HomeServicesUtilitiesGreater Vernon WaterWater Quality → Lead and Drinking Water

Lead and Drinking Water

Greater Vernon Water (GVW) has no known lead water mains. We enhance drinking water during the treatment process at the Duteau Creek Water Treatment Plant with either pH control or the addition of zinc orthophosphate. The zinc orthophosphate forms a protective coating inside all pipes and creates a barrier between pipes and water to help prevent the metal in the pipes from leaching into the water.

We sample our water routinely to make sure it meets Guidelines for Canadian Drinking Water Quality, which includes sampling for lead at two of our sites within Greater Vernon Water which have never had lead levels exceeding the current Health Canada guideline. The two sites are the Allenby Pump Station (receives water from Kalamalka Lake) and Pressure Reducing Valve (PRV) #2 (receives water from Duteau Creek). The current laboratory results from these two sites are located on the Water Quality Reports and Analysis webpage below the section titled "Comprehensive Drinking Water Analysis by Distribution" and listed as "Kalamalka Distribution Site - Allenby Pump Station" and "Duteau Creek Distribution - PRV #2).

What Residents Can Do to Avoid Lead in Their Homes

It is important for residents to understand that most cases of lead in drinking water are from private connections. Your house may have lead in the pipes, plumbing materials or in the service bringing water from our infrastructure into your house.
If you suspect your pipes have traces of lead which could leach into your drinking water, consider taking the following steps:

  1. Turn on your tap and let the water run until it is colder before consuming it.
  2. Remove and clean aerators within your home periodically to eliminate possible lead particle buildup in taps.
  3. Purchase a water filtration system that is NSF International standard certified to remove lead.
  4. Contact a certified plumber to inspect the pipes for lead and evaluate the possibility of replacement.
  5. Always use cold tap water for drinking or cooking, as hot water can have higher lead concentrations.

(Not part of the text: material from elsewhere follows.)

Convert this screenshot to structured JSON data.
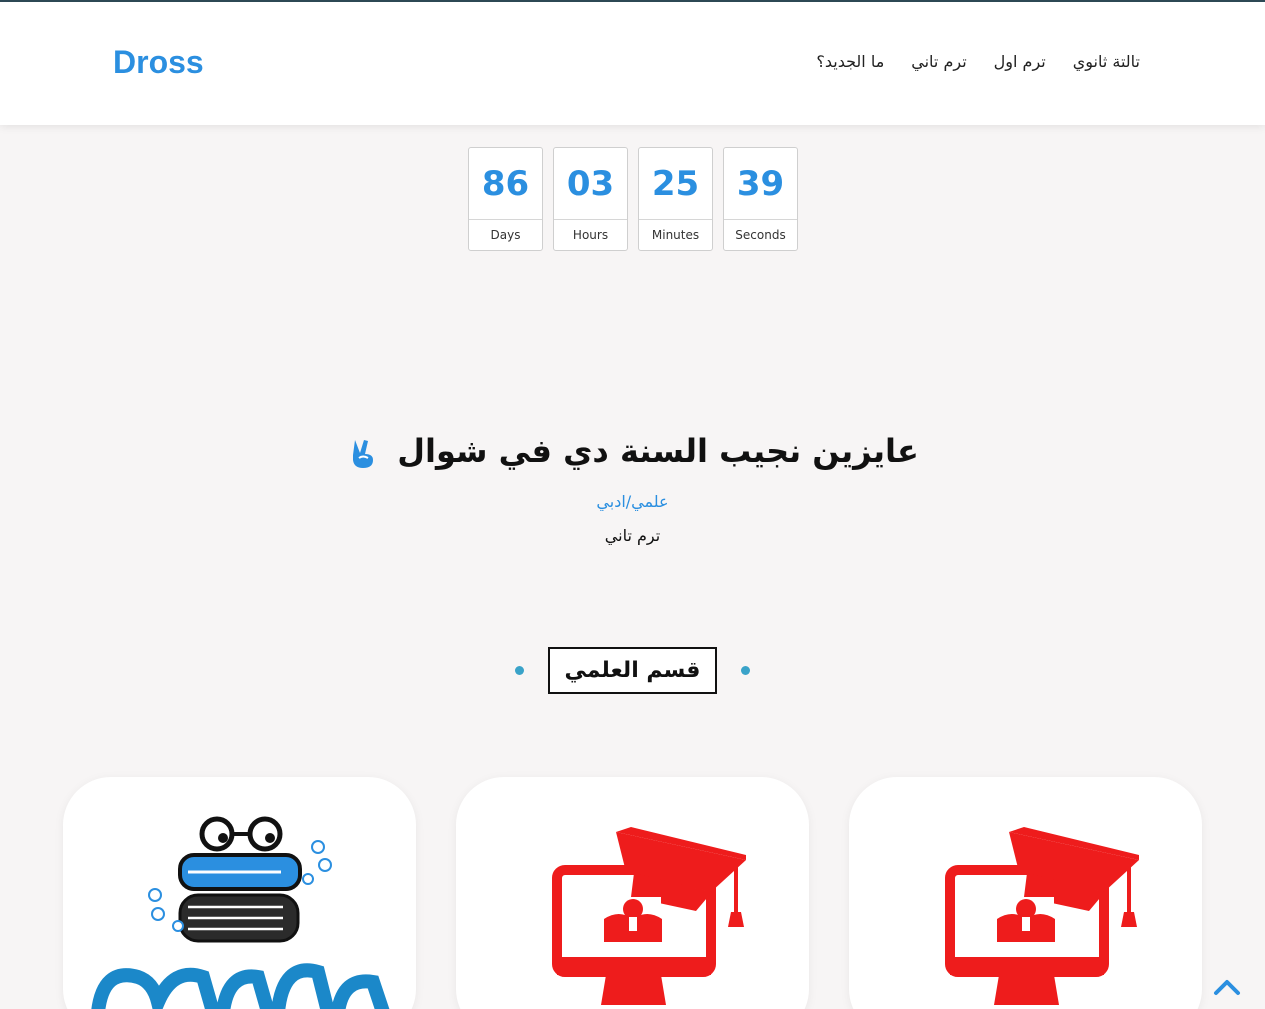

Health Link BC Lead

Health Link BC Lead Factsheet

Canadian Water and Wastewater Association Lead Factsheet

Government of Canada Lead Factsheet